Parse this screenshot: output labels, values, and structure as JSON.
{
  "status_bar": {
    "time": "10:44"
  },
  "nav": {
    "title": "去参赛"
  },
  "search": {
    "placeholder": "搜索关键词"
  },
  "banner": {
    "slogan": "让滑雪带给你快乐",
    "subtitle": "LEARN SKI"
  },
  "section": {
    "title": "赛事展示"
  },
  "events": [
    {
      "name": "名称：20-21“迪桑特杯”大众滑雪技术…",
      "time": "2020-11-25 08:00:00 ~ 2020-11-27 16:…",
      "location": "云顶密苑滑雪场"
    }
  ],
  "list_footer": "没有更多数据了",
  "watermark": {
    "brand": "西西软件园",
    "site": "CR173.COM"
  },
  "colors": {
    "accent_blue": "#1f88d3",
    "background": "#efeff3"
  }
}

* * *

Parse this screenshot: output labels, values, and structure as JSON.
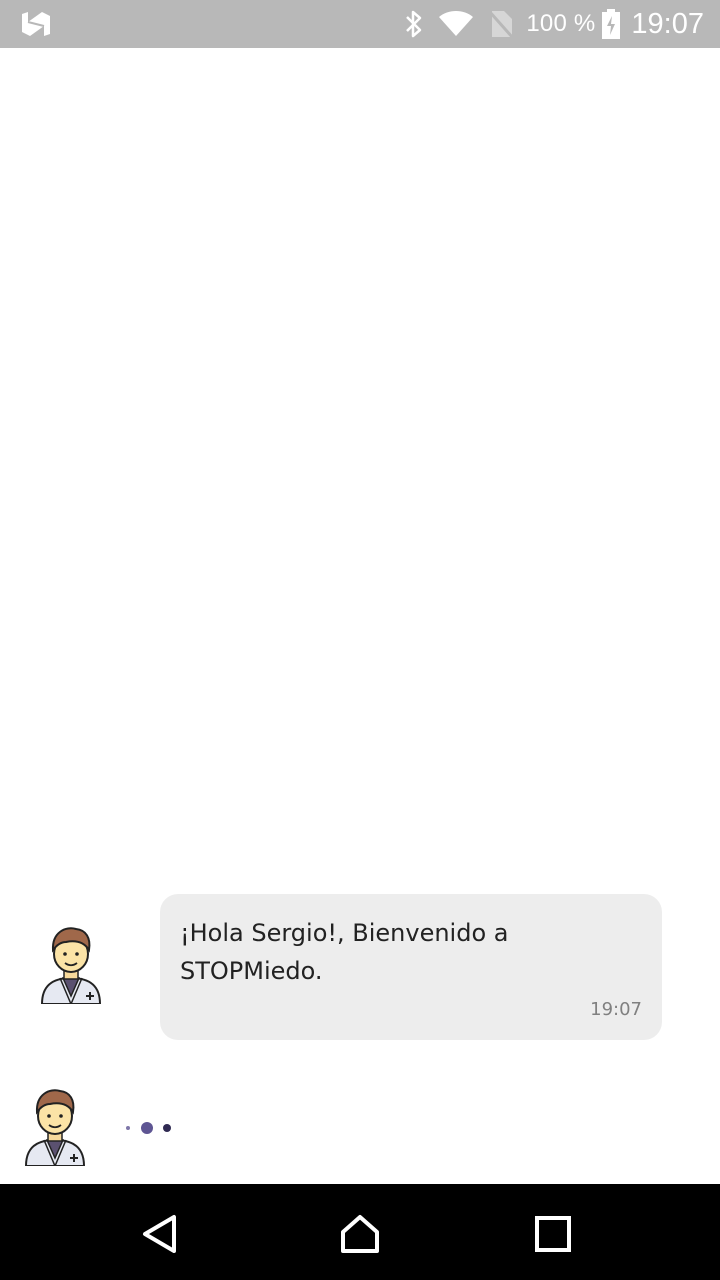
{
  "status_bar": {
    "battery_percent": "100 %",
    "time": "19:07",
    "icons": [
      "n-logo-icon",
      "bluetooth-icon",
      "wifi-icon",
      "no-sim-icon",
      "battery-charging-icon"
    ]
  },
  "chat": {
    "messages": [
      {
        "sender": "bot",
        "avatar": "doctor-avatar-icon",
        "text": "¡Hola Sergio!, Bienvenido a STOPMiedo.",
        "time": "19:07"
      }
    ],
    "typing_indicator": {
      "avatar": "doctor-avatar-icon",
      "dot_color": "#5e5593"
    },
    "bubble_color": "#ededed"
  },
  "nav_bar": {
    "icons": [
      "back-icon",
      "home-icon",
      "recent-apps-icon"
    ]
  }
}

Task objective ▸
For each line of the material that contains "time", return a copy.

Solution for this problem ▸
    "time": "10:44"
      "time": "2020-11-25 08:00:00 ~ 2020-11-27 16:…",
    "time": "19:07",
        "time": "19:07"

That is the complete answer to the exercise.